Sending the open source library I created off to college
The future of the library no longer requires my continual presence.
All grown up
I’ve spent 18 years growing a Java collections library named Eclipse Collections. I love this library. It is a great library, and has an amazing community of developers contributing to and supporting it. I will use this library for as long as I code in Java. This library has helped me achieve many things that the Java Collections framework could not.
I have been a doting parent for this library for over 18 years. It is time for this library to find its way.
The library enables developers to write better, more expressive and high performance code. Eclipse Collections helps produce better developers that care about their craft as software engineers. Productivity, readability, performance, efficiency… you name it, Eclipse Collections has it, and the library can help developers learn how to achieve these things in their daily Java application coding activities.
I could keep driving the library, but I don’t think it needs me to do this anymore. It is ready to go out and help the world as an adult library. It doesn’t require me to continue being a doting parent. I would just be holding it back. I created the library in 2004, and have helped maintain it for over a decade in open source. My son is a year younger than this library and we are preparing him for his senior year of high school and to go off to college and to grow up on his own. Eclipse Collections is a year older, and it is time for it to find its own way.
I wrote it all down
If you’ve been following my blogs here, I have been telling stories of the past 18, 20, 30, 40 years of my life as a developer. Almost everything you might want to know about the library has probably been told in a blog. I have left maps of all the places the library has been and some of places it might still go. I have explained how it evolved over time to solve challenging problems.
The library needs to meet new developers and find new friends who want to learn and contribute to it. There are many lessons this library has to offer the entire Java community.

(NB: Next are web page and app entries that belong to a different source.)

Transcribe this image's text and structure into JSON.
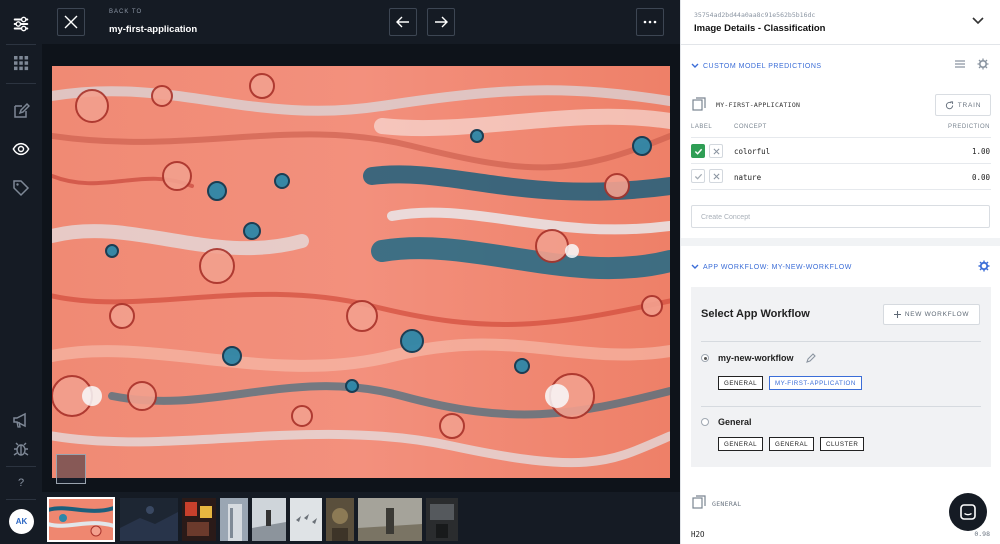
{
  "topbar": {
    "back_to": "BACK TO",
    "app_name": "my-first-application"
  },
  "rail": {
    "icons": [
      "logo-icon",
      "apps-grid-icon",
      "edit-icon",
      "eye-icon",
      "tag-icon",
      "megaphone-icon",
      "bug-icon"
    ],
    "help": "?",
    "avatar_initials": "AK"
  },
  "panel": {
    "image_id": "35754ad2bd44a0aa8c91e562b5b16dc",
    "title": "Image Details - Classification",
    "predictions": {
      "section_title": "CUSTOM MODEL PREDICTIONS",
      "model_name": "MY-FIRST-APPLICATION",
      "train_label": "TRAIN",
      "columns": {
        "label": "LABEL",
        "concept": "CONCEPT",
        "prediction": "PREDICTION"
      },
      "rows": [
        {
          "concept": "colorful",
          "prediction": "1.00",
          "labeled": true
        },
        {
          "concept": "nature",
          "prediction": "0.00",
          "labeled": false
        }
      ],
      "create_placeholder": "Create Concept"
    },
    "workflow": {
      "section_title": "APP WORKFLOW: MY-NEW-WORKFLOW",
      "select_title": "Select App Workflow",
      "new_workflow_label": "NEW WORKFLOW",
      "items": [
        {
          "name": "my-new-workflow",
          "selected": true,
          "chips": [
            "GENERAL",
            "MY-FIRST-APPLICATION"
          ]
        },
        {
          "name": "General",
          "selected": false,
          "chips": [
            "GENERAL",
            "GENERAL",
            "CLUSTER"
          ]
        }
      ]
    },
    "general": {
      "label": "GENERAL",
      "first_concept": "H2O",
      "first_value": "0.98"
    }
  },
  "colors": {
    "dark_bg": "#151b24",
    "accent": "#3b6dd7",
    "check_green": "#2f9e55"
  }
}
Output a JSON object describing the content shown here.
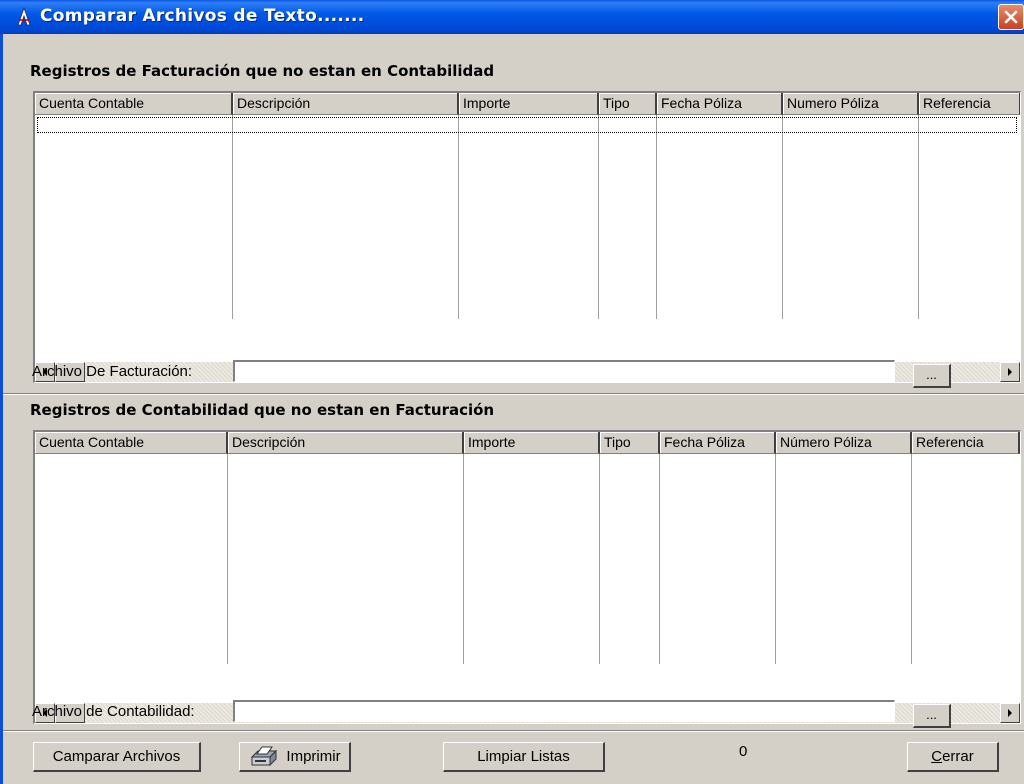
{
  "window": {
    "title": "Comparar Archivos de Texto.......",
    "icon": "app-icon",
    "close_icon": "close-icon"
  },
  "billing_section": {
    "title": "Registros de Facturación que no estan en Contabilidad",
    "columns": [
      "Cuenta Contable",
      "Descripción",
      "Importe",
      "Tipo",
      "Fecha Póliza",
      "Numero Póliza",
      "Referencia"
    ],
    "rows": [],
    "file_label": "Archivo De Facturación:",
    "file_value": "",
    "browse_label": "..."
  },
  "accounting_section": {
    "title": "Registros de Contabilidad que no estan en Facturación",
    "columns": [
      "Cuenta Contable",
      "Descripción",
      "Importe",
      "Tipo",
      "Fecha Póliza",
      "Número Póliza",
      "Referencia"
    ],
    "rows": [],
    "file_label": "Archivo de Contabilidad:",
    "file_value": "",
    "browse_label": "..."
  },
  "toolbar": {
    "compare_label": "Camparar Archivos",
    "print_label": "Imprimir",
    "print_icon": "printer-icon",
    "clear_label": "Limpiar Listas",
    "count": "0",
    "close_label_underlined": "C",
    "close_label_rest": "errar"
  }
}
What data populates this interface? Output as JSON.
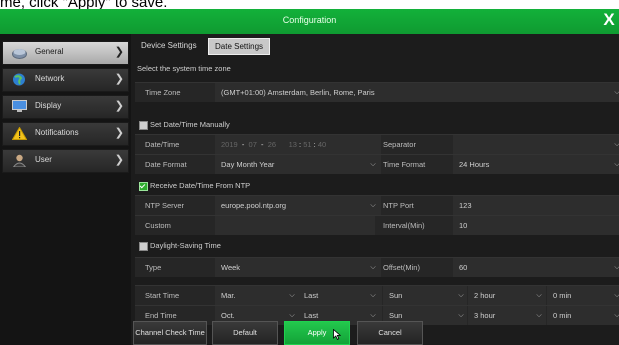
{
  "caption": "me, click \"Apply\" to save.",
  "window": {
    "title": "Configuration",
    "close_glyph": "X"
  },
  "sidebar": {
    "items": [
      {
        "label": "General",
        "icon": "general-icon",
        "active": true
      },
      {
        "label": "Network",
        "icon": "network-icon"
      },
      {
        "label": "Display",
        "icon": "display-icon"
      },
      {
        "label": "Notifications",
        "icon": "warning-icon"
      },
      {
        "label": "User",
        "icon": "user-icon"
      }
    ]
  },
  "tabs": [
    {
      "label": "Device Settings"
    },
    {
      "label": "Date Settings",
      "active": true
    }
  ],
  "section_timezone": "Select the system time zone",
  "timezone": {
    "label": "Time Zone",
    "value": "(GMT+01:00) Amsterdam, Berlin, Rome, Paris"
  },
  "manual": {
    "checkbox_label": "Set Date/Time Manually",
    "checked": false,
    "datetime_label": "Date/Time",
    "date_year": "2019",
    "date_month": "07",
    "date_day": "26",
    "date_sep": "-",
    "time_h": "13",
    "time_m": "51",
    "time_s": "40",
    "time_sep": ":",
    "separator_label": "Separator",
    "separator_value": "",
    "date_format_label": "Date Format",
    "date_format_value": "Day Month Year",
    "time_format_label": "Time Format",
    "time_format_value": "24 Hours"
  },
  "ntp": {
    "checkbox_label": "Receive Date/Time From NTP",
    "checked": true,
    "server_label": "NTP Server",
    "server_value": "europe.pool.ntp.org",
    "port_label": "NTP Port",
    "port_value": "123",
    "custom_label": "Custom",
    "interval_label": "Interval(Min)",
    "interval_value": "10"
  },
  "dst": {
    "checkbox_label": "Daylight-Saving Time",
    "checked": false,
    "type_label": "Type",
    "type_value": "Week",
    "offset_label": "Offset(Min)",
    "offset_value": "60",
    "start_label": "Start Time",
    "start": [
      "Mar.",
      "Last",
      "Sun",
      "2 hour",
      "0 min"
    ],
    "end_label": "End Time",
    "end": [
      "Oct.",
      "Last",
      "Sun",
      "3 hour",
      "0 min"
    ]
  },
  "buttons": {
    "channel_check": "Channel Check Time",
    "default": "Default",
    "apply": "Apply",
    "cancel": "Cancel"
  },
  "colors": {
    "accent": "#13a338",
    "title_bar": "#12a837",
    "panel": "#1c1c1c"
  }
}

The open source Java developer community will be the future of Eclipse Collections.
Last year I wrote a blog series titled “The missing Java data structures no one ever told you about.” It has a lot of lesser known knowledge of how and why things were done in the framework.
Blog Series: The missing Java data structures no one ever told you about
The three part Eclipse Collections series all in one convenient place.
I’ve been contemplating when and how to take a break from Eclipse Collections for a long time, and now is the time. I was waiting for the Eclipse Collections 11.1 release to make this decision. I want to focus more time with my family and on my health. Reaching 2K followers on GitHub felt like a good milestone to take a much needed break.
Eclipse Collections 11.1 Released
We passed 2,000 stars on GitHub! Thank you to all of our supporters!
What does it mean for the future of the library?
Don’t worry, I’ll still be staying on as a committer for the library, and I will continue writing and sharing stories and lessons in blogs on occasion when I have time. I will also make code contributions if I find something that interests me. We have a great team of committers on the project. Based on the outcomes and some discussions that happened during the Eclipse Collections 11.1 release among the committer community, I think the future is fairly well defined for the library already. The part that is very clear — the library will baseline development on Java 11 in the next release.
What will I not be doing? I will not be actively driving the planning for the 12.0 or future releases. I will not be writing the release blogs after releases are completed. I will not be doing as many code reviews and merges, but I will do them for other committers on the project as needed. We are looking to promote more committers on the project, so this is a great time for contributors in the community who are interested in stepping up their game to get involved and hopefully go through the nomination and election process to committer once they have earned their way.
The future is not set and holds many possibilities. I hope this blog inspires and motivates others to get involved in shaping our collective future in the Java community.
The future is up to you, the contributor
The next 5 years for Eclipse Collections
My top 25 wish list for the future of Eclipse Collections development
Good luck and good health on your own journeys! Thank you!